Ron Cobb, an underground cartoonist as well as the concept and production designer who helped craft the aesthetics of Total Recall, Alien and Back to the Future, has died. Via The Hollywood Reporter, Cobb’s wife of 48 years, Robin Love, reported that he had passed away of Lewy body dementia on Monday — his 83rd birthday — at his home in Sydney.
A political cartoonist, Cobb’s drawings captured the radical anti-establishment spirit of the 1960s and ’70s. His long and varied career brought him from counterculture cartooning to drawing album covers to designing some of the most iconic starships in film history.
Born in 1937 in Los Angeles, Cobb managed to nab a job as an inbetweener at Disney Studios at the age of 18, despite lacking formal training. After finally getting to work on a feature with Disney’s Sleeping Beauty, he was laid off and subsequently drafted for the Vietnam War.
Returning to civilian life in 1965, Cobb began his career as a freelance cartoonist, opting to publish them in more radical outlets like the Los Angeles Free Press. Cobb’s cartoons took the political establishment to task, harshly criticizing the actions and worldviews of both Lyndon B. Johnson’s and Richard Nixon’s administrations. His work reached beyond targeting only politicians, taking aim at American consumerism, militarism, racism and pollution.

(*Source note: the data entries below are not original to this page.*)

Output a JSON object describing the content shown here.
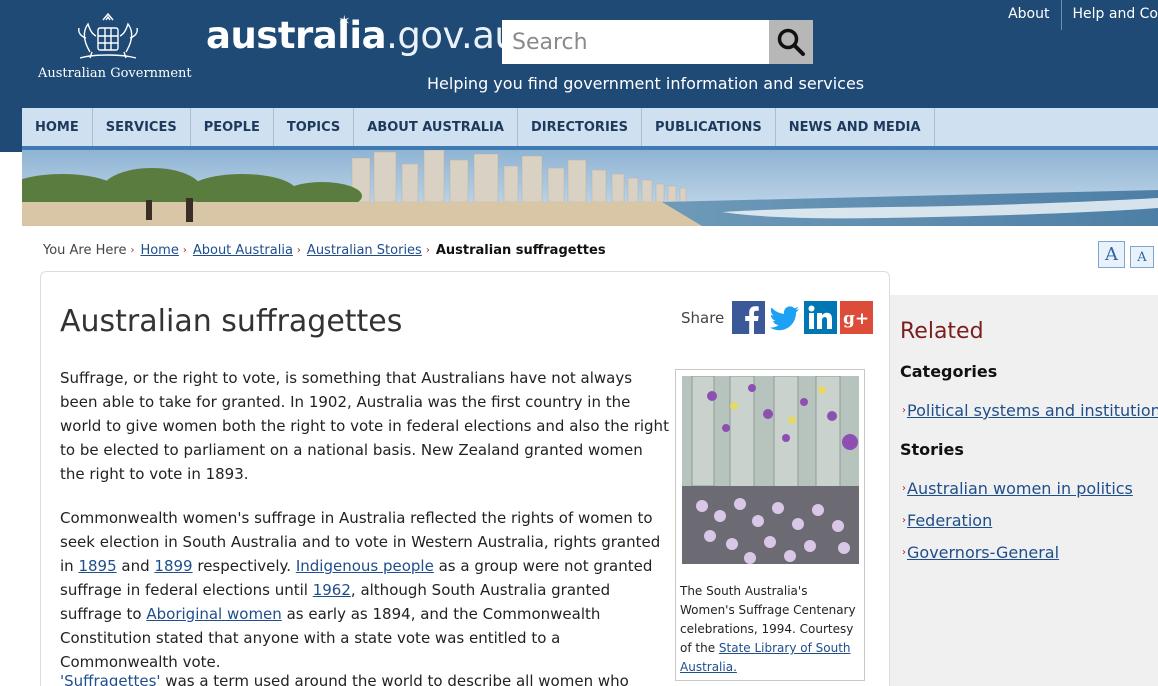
{
  "header": {
    "brand_main": "australia",
    "brand_suffix": ".gov.au",
    "crest_label": "Australian Government",
    "search_placeholder": "Search",
    "tagline": "Helping you find government information and services",
    "top_links": [
      "About",
      "Help and Co"
    ]
  },
  "nav": {
    "items": [
      "HOME",
      "SERVICES",
      "PEOPLE",
      "TOPICS",
      "ABOUT AUSTRALIA",
      "DIRECTORIES",
      "PUBLICATIONS",
      "NEWS AND MEDIA"
    ]
  },
  "breadcrumb": {
    "prefix": "You Are Here",
    "links": [
      "Home",
      "About Australia",
      "Australian Stories"
    ],
    "current": "Australian suffragettes"
  },
  "font_controls": {
    "increase": "A",
    "decrease": "A"
  },
  "article": {
    "title": "Australian suffragettes",
    "share_label": "Share",
    "share_icons": [
      "facebook-icon",
      "twitter-icon",
      "linkedin-icon",
      "google-plus-icon"
    ],
    "p1": "Suffrage, or the right to vote, is something that Australians have not always been able to take for granted. In 1902, Australia was the first country in the world to give women both the right to vote in federal elections and also the right to be elected to parliament on a national basis. New Zealand granted women the right to vote in 1893.",
    "p2": {
      "t1": "Commonwealth women's suffrage in Australia reflected the rights of women to seek election in South Australia and to vote in Western Australia, rights granted in ",
      "l1": "1895",
      "t2": " and ",
      "l2": "1899",
      "t3": " respectively. ",
      "l3": "Indigenous people",
      "t4": " as a group were not granted suffrage in federal elections until ",
      "l4": "1962",
      "t5": ", although South Australia granted suffrage to ",
      "l5": "Aboriginal women",
      "t6": " as early as 1894, and the Commonwealth Constitution stated that anyone with a state vote was entitled to a Commonwealth vote."
    },
    "p3": {
      "l1": "'Suffragettes'",
      "t1": " was a term used around the world to describe all women who"
    },
    "figure": {
      "caption": "The South Australia's Women's Suffrage Centenary celebrations, 1994. Courtesy of the ",
      "caption_link": "State Library of South Australia."
    }
  },
  "related": {
    "title": "Related",
    "categories_heading": "Categories",
    "categories": [
      "Political systems and institutions"
    ],
    "stories_heading": "Stories",
    "stories": [
      "Australian women in politics",
      "Federation",
      "Governors-General"
    ]
  },
  "colors": {
    "header_bg": "#1e4a75",
    "nav_bg": "#cfe0f1",
    "link": "#1f4e8c",
    "related_title": "#7a1e1e"
  }
}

“I’m fascinated with man in stress situations, I’m fascinated with man at a crisis,” Cobb told a student newspaper in 1972. “I would much prefer to draw someone into a situation where they have to say ‘…Yeah! That could happen!’ or ‘Yeah! …what would I say if that did happen?’ — where they have to react.”
Cobb’s cartoons spread from the Los Angeles Free Press to leftist and radical magazines and papers around the world, appearing in, according to Comiclopedia, the Berkeley Barb, the Chicago Seed, the East Village Other, Lot’s Wife, and Farrago. His designs reached into other outlets as well–he designed the cover for Jefferson Airplane’s 1967 record After Bathing at Baxter’s, and he is credited as the designer of the Ecology symbol.
His cartoons were collected several times, with The Cobb Book in 1974, Cobb Again in 1976, and the full color large format Colorvision in 1981.
Later becoming disillusioned with cartooning, in the mid-1970s Cobb transitioned into a new career in Hollywood, working in the art department of some of the most influential science fiction and fantasy films of the era. His contributions included designs for aliens in the iconic cantina scene in Star Wars; the spaceships in both Alien and Aliens; the initial design for the DeLorean in Back to the Future; the technological world of Total Recall; and the armor, weapons and architecture of Conan the Barbarian. He also designed the planet Rylos, the Starfighter, the Starcar, aliens, costumes and enemy spacecraft in The Last Starfighter.
A frequent collaborator of Steven Spielberg, Cobb provided concept art for the planes in Raiders of the Lost Ark, and designed the opening titles for Spielberg’s ’80s anthology show Amazing Stories. He was handpicked by Spielberg to provide the initial designs for Night Skies, an ultimately abandoned sequel to Close Encounters of the Third Kind that would later be reworked into E.T. the Extra-Terrestrial.
Eventually working as a director and writer in his own right, Cobb directed the 1992 Australian comedy Garbo, and teamed with his wife, Robin Love, to write an episode of The Twilight Zone in 1981.